Benefits / uses
Mushrooms have been shown to reduce the risk of hormone-dependent breast cancer, according to a study from a research center in California. The fungi contains a compound shown to inhibit estrogen which can fuel the growth of breast cancer and ovarian cancer.

Additionally, mushrooms have niacin, and just getting 22 mg of niacin each day can reduce the risk of Alzheimer's by 70%. Different types of mushrooms also provide different benefits.

Following is a list of 4 types of mushrooms with specific benefits:
1 - Button Mushrooms - Helps you lose weight - Those popular little white mushrooms sold in practically all supermarkets have belly-reducing/flattening properties. Button mushrooms have a type of carbohydrate that helps steady blood sugar levels while keeping metabolism high. Consuming 3 ounces of button mushrooms each day will help you burn more calories and shed as much as 13 pounds in five weeks, according to a study.

2- Maitakes - Helps keep cells free of cancer - Maitakes are the mushrooms shown to reduce breast cancer. By eating 1/2 cup daily, you can reduce the risk of any cancer by as much as 40% - and protect your body from hormone-triggered cancers like breast cancer and ovarian cancer.

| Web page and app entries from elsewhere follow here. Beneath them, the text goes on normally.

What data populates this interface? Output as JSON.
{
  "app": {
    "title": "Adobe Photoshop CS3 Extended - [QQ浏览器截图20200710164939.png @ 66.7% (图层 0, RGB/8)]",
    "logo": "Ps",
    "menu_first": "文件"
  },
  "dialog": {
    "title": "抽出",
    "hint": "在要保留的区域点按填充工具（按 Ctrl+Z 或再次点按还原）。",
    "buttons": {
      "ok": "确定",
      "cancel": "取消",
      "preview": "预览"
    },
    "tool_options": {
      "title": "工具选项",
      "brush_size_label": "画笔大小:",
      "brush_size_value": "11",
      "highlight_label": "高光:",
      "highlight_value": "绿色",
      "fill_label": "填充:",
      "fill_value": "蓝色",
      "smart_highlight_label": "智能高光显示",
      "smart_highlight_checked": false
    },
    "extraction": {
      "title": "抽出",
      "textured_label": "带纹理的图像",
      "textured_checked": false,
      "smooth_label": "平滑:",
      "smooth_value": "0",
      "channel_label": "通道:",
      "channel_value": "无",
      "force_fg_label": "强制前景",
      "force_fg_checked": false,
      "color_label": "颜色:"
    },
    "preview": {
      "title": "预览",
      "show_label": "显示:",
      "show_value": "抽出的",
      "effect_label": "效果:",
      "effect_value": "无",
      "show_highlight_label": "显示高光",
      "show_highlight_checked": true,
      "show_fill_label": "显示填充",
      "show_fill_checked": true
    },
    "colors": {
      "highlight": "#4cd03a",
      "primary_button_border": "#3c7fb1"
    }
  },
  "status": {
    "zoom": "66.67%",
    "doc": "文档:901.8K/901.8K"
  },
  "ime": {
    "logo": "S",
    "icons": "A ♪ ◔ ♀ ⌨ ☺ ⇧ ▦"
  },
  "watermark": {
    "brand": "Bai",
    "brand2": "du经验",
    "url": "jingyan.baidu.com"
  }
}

Maitakes have compounds that causes abnormal cells to self-destruct while activating the natural killer cells in the immune system.

3 - Shiitakes - Protects you from infections - A natural compound in shiitakes, known as lentinan, revs up white blood cells to help fight off infections. Eating 5 ounces per day will triple the ability of your body to fight off bacteria and viruses, according to researchers.

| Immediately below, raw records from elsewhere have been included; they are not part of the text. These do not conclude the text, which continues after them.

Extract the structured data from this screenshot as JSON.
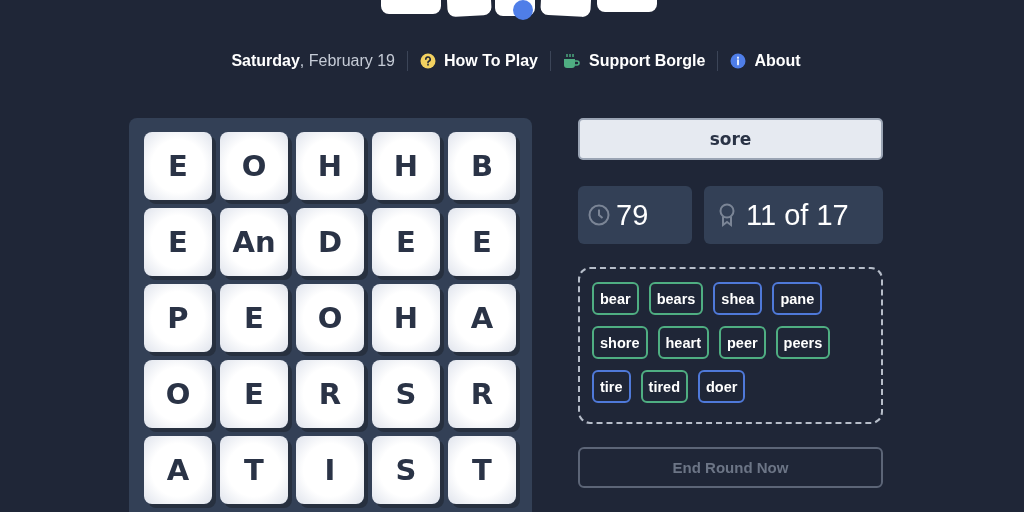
{
  "nav": {
    "day": "Saturday",
    "date": ", February 19",
    "links": [
      {
        "kind": "help",
        "label": "How To Play"
      },
      {
        "kind": "support",
        "label": "Support Borgle"
      },
      {
        "kind": "about",
        "label": "About"
      }
    ]
  },
  "board": [
    [
      "E",
      "O",
      "H",
      "H",
      "B"
    ],
    [
      "E",
      "An",
      "D",
      "E",
      "E"
    ],
    [
      "P",
      "E",
      "O",
      "H",
      "A"
    ],
    [
      "O",
      "E",
      "R",
      "S",
      "R"
    ],
    [
      "A",
      "T",
      "I",
      "S",
      "T"
    ]
  ],
  "current_word": "sore",
  "timer": "79",
  "progress": "11 of 17",
  "words": [
    {
      "text": "bear",
      "color": "#4fae82"
    },
    {
      "text": "bears",
      "color": "#4fae82"
    },
    {
      "text": "shea",
      "color": "#4f79d9"
    },
    {
      "text": "pane",
      "color": "#4f79d9"
    },
    {
      "text": "shore",
      "color": "#4fae82"
    },
    {
      "text": "heart",
      "color": "#4fae82"
    },
    {
      "text": "peer",
      "color": "#4fae82"
    },
    {
      "text": "peers",
      "color": "#4fae82"
    },
    {
      "text": "tire",
      "color": "#4f79d9"
    },
    {
      "text": "tired",
      "color": "#4fae82"
    },
    {
      "text": "doer",
      "color": "#4f79d9"
    }
  ],
  "end_button": "End Round Now"
}
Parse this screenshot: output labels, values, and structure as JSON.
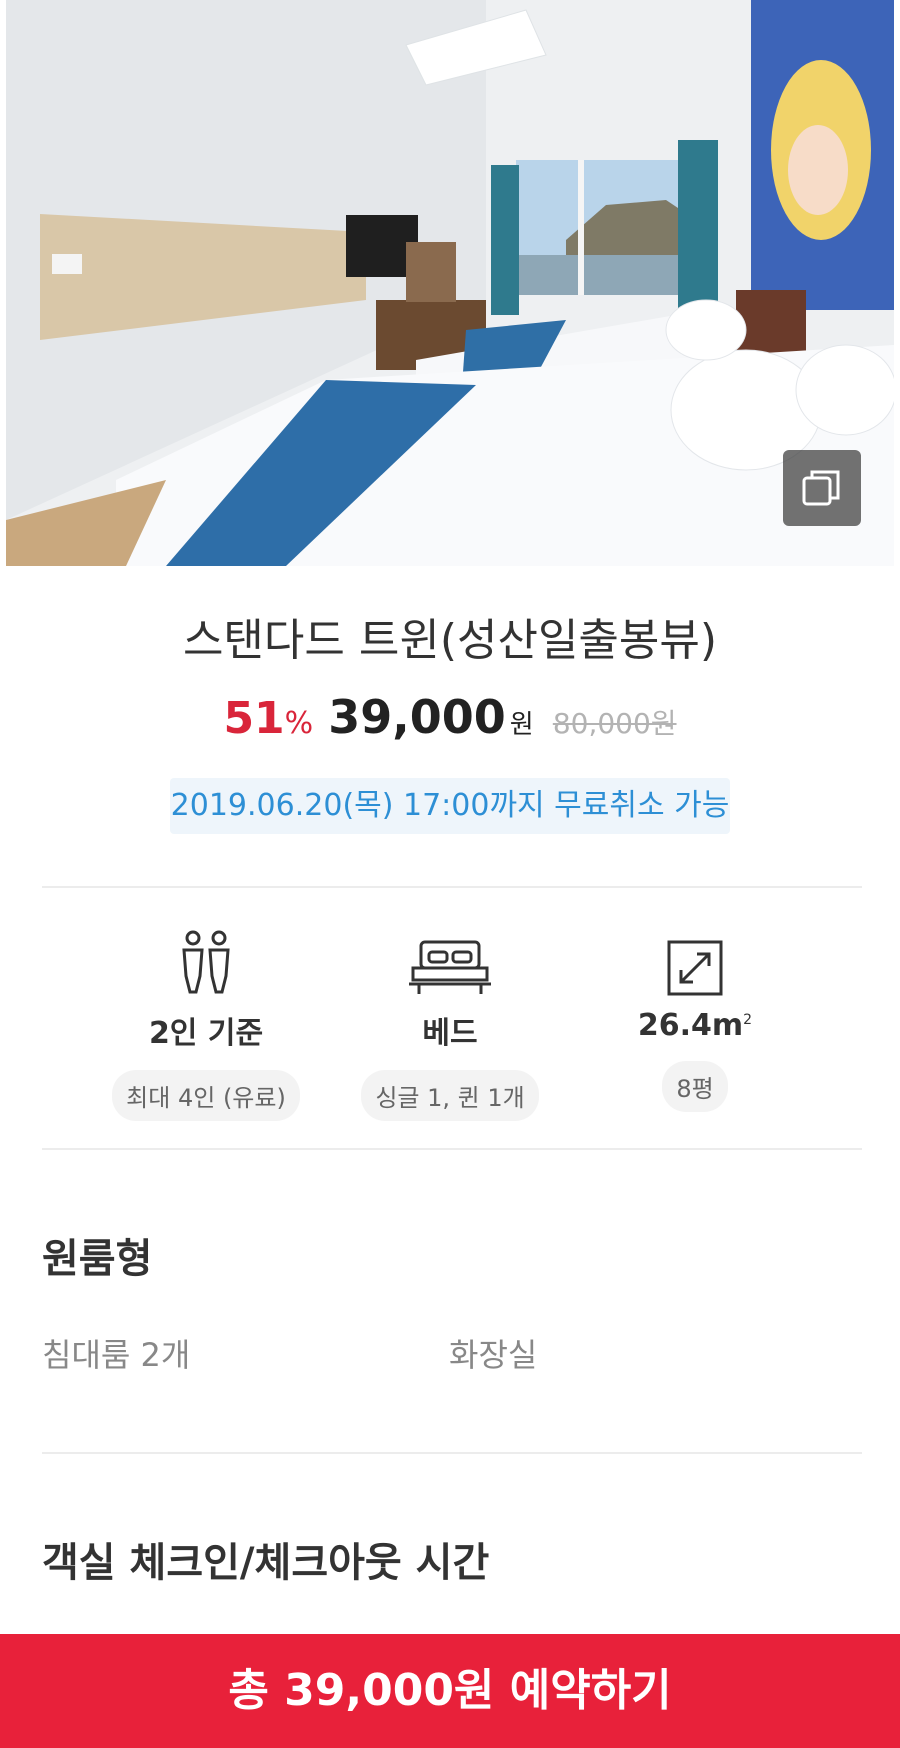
{
  "room": {
    "name": "스탠다드 트윈(성산일출봉뷰)",
    "discount": "51",
    "discount_unit": "%",
    "price": "39,000",
    "price_unit": "원",
    "original_price": "80,000원",
    "cancel_notice": "2019.06.20(목) 17:00까지 무료취소 가능"
  },
  "specs": [
    {
      "icon": "people-icon",
      "label": "2인 기준",
      "chip": "최대 4인 (유료)"
    },
    {
      "icon": "bed-icon",
      "label": "베드",
      "chip": "싱글 1, 퀸 1개"
    },
    {
      "icon": "expand-icon",
      "label": "26.4m",
      "label_sup": "2",
      "chip": "8평"
    }
  ],
  "room_type": {
    "title": "원룸형",
    "facilities": [
      "침대룸 2개",
      "화장실"
    ]
  },
  "checkin_section": {
    "title": "객실 체크인/체크아웃 시간"
  },
  "booking": {
    "button_label": "총 39,000원 예약하기"
  },
  "colors": {
    "accent": "#e8213a",
    "discount": "#d9253a",
    "info_blue": "#2d8fd5",
    "info_bg": "#eef5fb"
  }
}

4- Reishis - Protect your heart - The active ingredient, gandodermic acid, helps control cholesterol levels by 12%, can help shrink the plaque causing clogged arteries by 2/3, and can reduce blood pressure by 12%.Eating just a few ounces per day will relax the arteries and keep them clear.

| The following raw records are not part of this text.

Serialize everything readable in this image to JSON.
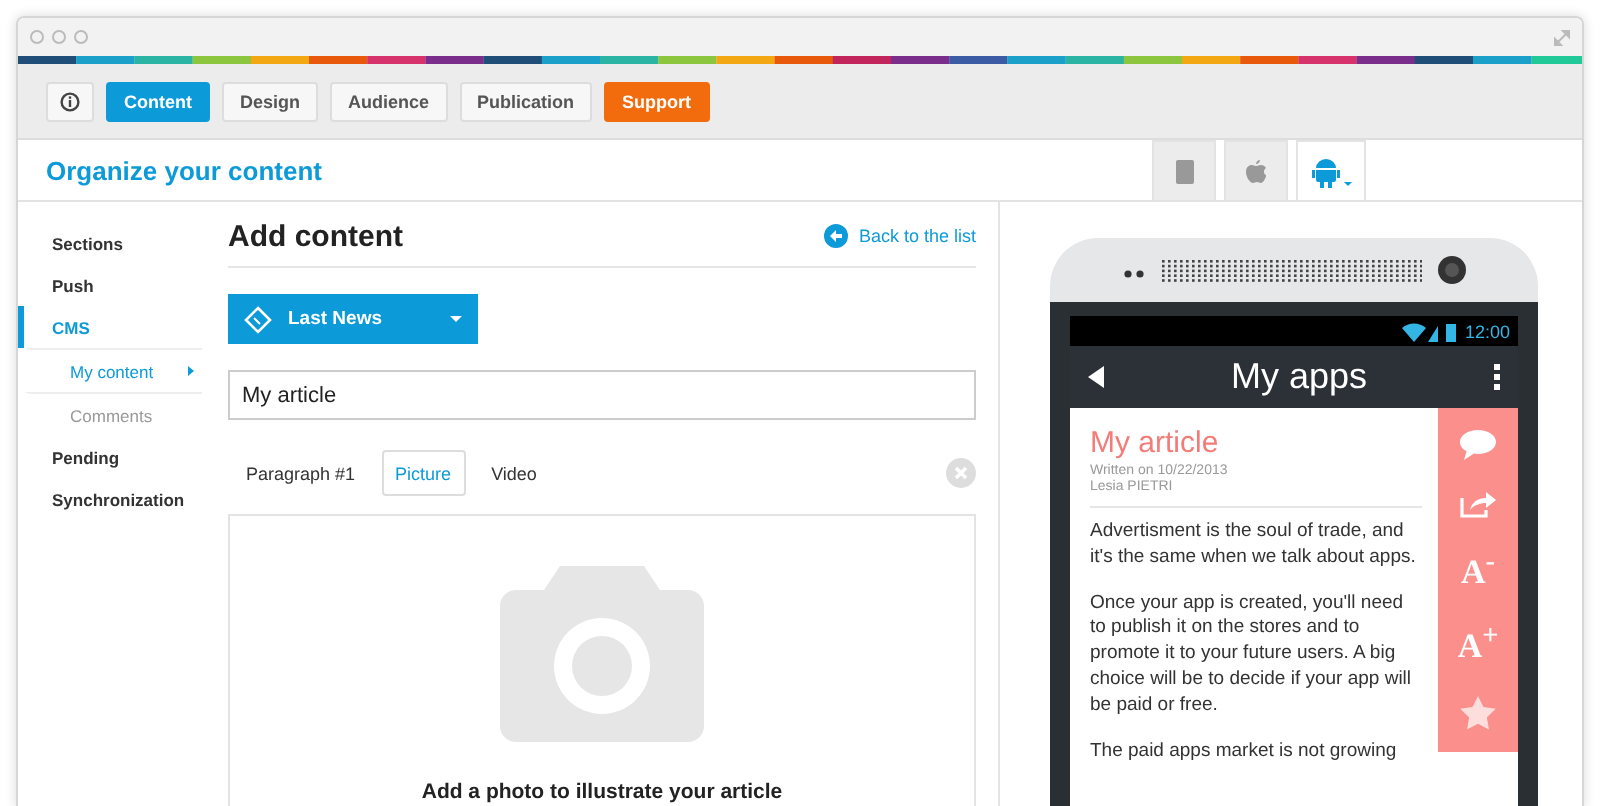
{
  "toolbar": {
    "tabs": [
      {
        "kind": "icon",
        "selected": false
      },
      {
        "kind": "tab",
        "label": "Content",
        "selected": true
      },
      {
        "kind": "tab",
        "label": "Design",
        "selected": false
      },
      {
        "kind": "tab",
        "label": "Audience",
        "selected": false
      },
      {
        "kind": "tab",
        "label": "Publication",
        "selected": false
      },
      {
        "kind": "accent",
        "label": "Support",
        "selected": false
      }
    ]
  },
  "header": {
    "title": "Organize your content",
    "platforms": [
      {
        "selected": false
      },
      {
        "selected": false
      },
      {
        "selected": true
      }
    ]
  },
  "sidebar": {
    "items": [
      {
        "label": "Sections",
        "selected": false
      },
      {
        "label": "Push",
        "selected": false
      },
      {
        "label": "CMS",
        "selected": true,
        "children": [
          {
            "label": "My content",
            "selected": true
          },
          {
            "label": "Comments",
            "selected": false
          }
        ]
      },
      {
        "label": "Pending",
        "selected": false
      },
      {
        "label": "Synchronization",
        "selected": false
      }
    ]
  },
  "editor": {
    "title": "Add content",
    "back_link": "Back to the list",
    "category": "Last News",
    "title_field": {
      "value": "My article"
    },
    "content_tabs": [
      {
        "label": "Paragraph #1",
        "selected": false
      },
      {
        "label": "Picture",
        "selected": true
      },
      {
        "label": "Video",
        "selected": false
      }
    ],
    "dropzone": "Add a photo to illustrate your article"
  },
  "preview": {
    "time": "12:00",
    "app_title": "My apps",
    "article": {
      "title": "My article",
      "date": "Written on 10/22/2013",
      "author": "Lesia PIETRI",
      "paragraphs": [
        "Advertisment is the soul of trade, and it's the same when we talk about apps.",
        "Once your app is created, you'll need to publish it on the stores and to promote it to your future users. A big choice will be to decide if your app will be paid or free.",
        "The paid apps market is not growing"
      ]
    },
    "actions": [
      {
        "kind": "comment"
      },
      {
        "kind": "share"
      },
      {
        "kind": "text",
        "label": "A$^{-}$"
      },
      {
        "kind": "text",
        "label": "A$^{+}$"
      },
      {
        "kind": "star"
      }
    ]
  }
}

Research studies / References
arw Click Here for: Mushrooms and Health - On Line Article
arw Chang R, 1996. Functional properties of edible mushrooms. Nutr Rev 54(11), S91-S93
arw Chilton, J. 1993. What are the health benefits of mushrooms? Let's Live, Dec., pp. 24-29.
arw Dharmananda, S., 1988. Medicinal Mushrooms. Bestways Magazine, July, pp. 54-58.
arw Hobbs, C. 1997. Overcoming Chronic Fatigue (Traditional remedies for a modern disease). Veggie Life, Jan. Vol 5: #5, pp. 56-59.
arw Jones, 1997. An ancient Chinese secret promotes longevity and endurance. Healthy & Natural Journal, vol. 3, issue 3, pp. 90-93.
arw Law, David, 1996. Fungi as a platform for new medicine. Mushroom World, December, 1996.
arw McDougall, H. 1998. Detoxification. Veggie Life, March, pp 30 - 35.
arw Mohammed, Gina, 2010. Boost Your Immunity with Gourmet Mushrooms - Shiitake, Maitake and Reishi pack potent disease-fighting compounds. The Herb Companion August/September 2010
arw Smith, C. 1994. Gold medal herbs. Natural Health May/June, pp. 85-87
arw Smith, J,., Rowan, N., Sullivan, R. 2001. Medicinal mushrooms: their therapeutic properties and current medical usage with special emphasis on cancer treatments. Shirota, M, 1996. What You Should Know About Medicinal Mushrooms. Explore! vol. 7, issue 2, pp. 48-52.
arw Stanislaus, C., 1996. Ling zhi- medicine of kings. New Editions Health World, pp. 38-41.
arw Steinman, D., 1995. Potent protectors. Natural Health, Nov-Dec. pp. 92-95; 134-135.
arw Weil, A. 1993. Boost immunity with mushrooms. Natural Health, May-June, pp. 12-16.
arw Wiley, C. 1991. The medicinal side of mushrooms. Vegetarian Times, March 1991.
arw International Journal of Medicinal Mushrooms Editor-in-Chief Solomon P. Wasser